Seminars in Nephrology Does Not Switch to SI Units
You may not have noticed if, like a sensible person, you do not read editorials, that there is an attempt to convince (more like coerce) medical writers, and more ominously, laboratory directors to report results in SI units. “SI units” is the abbreviation for Le Systeme internationale d’Unites. This is enough to tell you that we are in deep trouble.
An outgrowth of the metric system, SI has been widely used throughout the world, we are assured (see the reference), but has had little impact in the United States, even though Congress passed the Metric Conversion Act in 1975. I suppose this is the reason that medical science in this country lags so far behind the rest of the world. I also am sure that you remember the Metric Conversion Act of 1975 and that you buy your gasoline by the liter.
The move to SI seems to have been initiated by the American National Metric Council, an organization I am not familiar with, but which seems to be a spiritual kindred of the Universal Esperanto Association. It also seems to inspire great zeal for its cause in its members. Since any change is difficult, there should be a good reason for adopting it, especially one that requires blood gases to be reported in pascals (everyone knows that a pascal is a kg.m-1.s-2). What might it or they be? The ANMC seems to feel that medicine needs a coherent system of units so that there may be effective interchange of information between nations and disciplines. They present no evidence that there is a communication gap resulting from incomprehensible units or that, if such an information gap exists, SI will help. The whole business seems to be presented as a matter of faith. It is ironic that a system advocated by scientists should be put in place in the name of science without its partisans feeling any need for scientific rigor.

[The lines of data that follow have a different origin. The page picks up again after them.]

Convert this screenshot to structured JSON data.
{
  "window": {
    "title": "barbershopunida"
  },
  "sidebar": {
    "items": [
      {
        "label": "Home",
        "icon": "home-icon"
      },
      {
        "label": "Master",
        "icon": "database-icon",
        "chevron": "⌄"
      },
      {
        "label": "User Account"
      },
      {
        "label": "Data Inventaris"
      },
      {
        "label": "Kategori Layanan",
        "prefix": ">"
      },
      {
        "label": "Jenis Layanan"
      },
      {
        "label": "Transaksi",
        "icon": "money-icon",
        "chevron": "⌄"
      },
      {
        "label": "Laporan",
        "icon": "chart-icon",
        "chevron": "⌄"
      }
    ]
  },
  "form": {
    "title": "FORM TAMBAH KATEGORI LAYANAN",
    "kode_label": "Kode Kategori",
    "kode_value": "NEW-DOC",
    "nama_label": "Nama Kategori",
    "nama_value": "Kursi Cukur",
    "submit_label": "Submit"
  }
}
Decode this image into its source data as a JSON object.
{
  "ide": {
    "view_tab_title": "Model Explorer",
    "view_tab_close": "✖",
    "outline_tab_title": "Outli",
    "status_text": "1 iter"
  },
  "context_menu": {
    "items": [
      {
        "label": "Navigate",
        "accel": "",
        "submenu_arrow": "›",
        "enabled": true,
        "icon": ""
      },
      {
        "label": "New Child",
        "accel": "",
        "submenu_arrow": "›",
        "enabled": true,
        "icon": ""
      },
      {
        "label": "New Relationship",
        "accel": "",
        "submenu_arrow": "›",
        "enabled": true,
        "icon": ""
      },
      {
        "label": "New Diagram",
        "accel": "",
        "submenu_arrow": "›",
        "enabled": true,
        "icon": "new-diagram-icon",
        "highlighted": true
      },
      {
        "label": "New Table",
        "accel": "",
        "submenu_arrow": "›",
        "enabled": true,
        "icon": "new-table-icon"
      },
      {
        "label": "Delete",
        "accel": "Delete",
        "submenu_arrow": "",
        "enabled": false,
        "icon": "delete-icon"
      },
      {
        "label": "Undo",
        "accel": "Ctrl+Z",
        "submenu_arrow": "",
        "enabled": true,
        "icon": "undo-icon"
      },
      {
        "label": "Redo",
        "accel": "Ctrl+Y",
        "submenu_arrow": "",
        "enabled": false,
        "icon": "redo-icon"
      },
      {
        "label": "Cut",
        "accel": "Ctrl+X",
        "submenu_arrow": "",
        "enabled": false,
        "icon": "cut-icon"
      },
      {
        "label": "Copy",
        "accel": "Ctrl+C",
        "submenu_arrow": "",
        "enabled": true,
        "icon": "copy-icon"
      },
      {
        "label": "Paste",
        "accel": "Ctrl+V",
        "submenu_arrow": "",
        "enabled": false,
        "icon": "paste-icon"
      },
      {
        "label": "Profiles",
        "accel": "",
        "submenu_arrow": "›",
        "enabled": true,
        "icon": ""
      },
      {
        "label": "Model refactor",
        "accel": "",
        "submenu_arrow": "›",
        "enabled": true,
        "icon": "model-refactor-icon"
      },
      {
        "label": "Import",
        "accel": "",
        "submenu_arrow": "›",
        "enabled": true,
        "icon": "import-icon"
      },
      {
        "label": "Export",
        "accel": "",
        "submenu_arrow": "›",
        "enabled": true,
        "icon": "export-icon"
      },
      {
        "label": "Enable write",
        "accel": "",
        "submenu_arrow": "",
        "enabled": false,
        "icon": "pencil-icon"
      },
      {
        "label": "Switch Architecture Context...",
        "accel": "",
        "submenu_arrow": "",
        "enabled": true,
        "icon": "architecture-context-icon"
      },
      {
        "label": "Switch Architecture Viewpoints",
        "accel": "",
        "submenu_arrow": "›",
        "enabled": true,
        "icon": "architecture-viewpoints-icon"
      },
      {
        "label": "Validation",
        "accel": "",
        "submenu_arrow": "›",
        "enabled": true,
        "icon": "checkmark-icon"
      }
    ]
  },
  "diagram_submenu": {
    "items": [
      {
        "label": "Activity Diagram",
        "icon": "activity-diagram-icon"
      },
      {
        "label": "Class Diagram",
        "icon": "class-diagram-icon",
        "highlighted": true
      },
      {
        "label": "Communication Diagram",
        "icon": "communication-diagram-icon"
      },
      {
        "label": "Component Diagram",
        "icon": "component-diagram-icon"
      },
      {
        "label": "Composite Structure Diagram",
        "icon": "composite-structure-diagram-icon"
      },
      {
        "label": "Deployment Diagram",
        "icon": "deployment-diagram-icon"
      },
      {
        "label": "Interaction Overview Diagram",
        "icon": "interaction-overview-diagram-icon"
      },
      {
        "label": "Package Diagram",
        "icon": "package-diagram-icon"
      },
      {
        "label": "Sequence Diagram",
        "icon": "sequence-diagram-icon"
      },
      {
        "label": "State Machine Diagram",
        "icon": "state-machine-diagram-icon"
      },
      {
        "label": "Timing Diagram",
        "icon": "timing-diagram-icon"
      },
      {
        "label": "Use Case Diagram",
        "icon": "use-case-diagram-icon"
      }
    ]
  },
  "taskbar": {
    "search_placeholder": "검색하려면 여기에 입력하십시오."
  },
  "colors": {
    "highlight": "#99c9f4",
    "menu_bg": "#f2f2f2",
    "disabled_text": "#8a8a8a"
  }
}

Doubtless my failure to grasp the urgency or even the slightest need to switch to SI units represents a personal inability to see the big picture, but the system seems cumbersome, confusing, inconsistent, and unnecessary. SI uses the familiar pascal as the unit of pressure, but magnanimously allows the use of mm Hg for blood pressure, though not for blood gases. I’m sure you can already see how SI is going to simplify your life. Another great concession by the ANMC is their permission of the use of the unit “day” even though it is not an SI unit. Without this dispensation you would have to express urinary protein excretion in grams (I think it’s alright to use grams) per 86,400 seconds.
I hope you realize the seriousness with which this business is approached by those who spend a major portion of their time contemplating the proper application of the SI system. The implications of the system are dissected with talmudic precision. Consider the following:
“Although much debate has centered on the reporting of hemoglobin concentrations with mass concentration (g/L) as well as substance concentration with both the monomer, Hb (Fe), and tetramer, Hb (4Fe), being advocated at different times, the International Committee for Standardization in Hematology indicates greater support for expressing hemoglobin as substance concentration in terms of the monomer. At least for the present, the Medical and Health Coordinating Group recommends continued use of mass measurement of hemoglobin concentrations, so the reporting unit is g/L.”
The quality of the prose aside, one recalls Henry Kissinger’s dictum that academic disputes are so bitter because the stakes are so small.
The SI system that is designed to simplify clinical measurements sometimes becomes so complex that new units have to be invented. Enzyme activity is no longer to be expressed as international units per liter. The SI system’s official unit is mol.s-1.L-1 which it feels, with reason, is difficult to write and difficult for a computer to print. The unit katal (at first I thought these were African cows), abbreviated kat, corresponding to mol/s has been proposed as a special name to report catalytic activity. What we end up with is kat/L. Thus, an abbreviation for a new unit to replace an official unit in place of the old unit is established by Le Systeme internationale d‘Unites. To paraphrase Yossarian, that’s some system that Systeme Internationale.
Don’t be surprised if one day you pick up a lab slip and find that you don’t understand a single value on it. What probably will have happened is that a mole from the ANMC has infiltrated your clinical lab and surreptitiously reprogrammed its computers to SI units. Now you’ll discover that every patient you see requires a clinical pathology consultation to interpret his lab data. Please, how many mm of Hg to a pascal?
What will happen? Not much, I suppose. When European journals switched to SI units many American authors continued to use the units they’d always employed when they sent a paper abroad, with little consequence to its ultimate acceptability. Much to the relief of your secretary, good old American sloth and passive aggressiveness will probably rescue us once more, this time from the Babelian angst of the ANMC. The French, who started this whole thing, have also provided the solution – Vive l‘indifference!
1. Young DS: Implementation of SI units for clinical laboratory data: Style specifications and conversion tables. Ann Intern Med 106:114-129, 1987
Kurtzman NA (ed): Seminars in Nephrology does not switch to SI units. Sem Nephrol: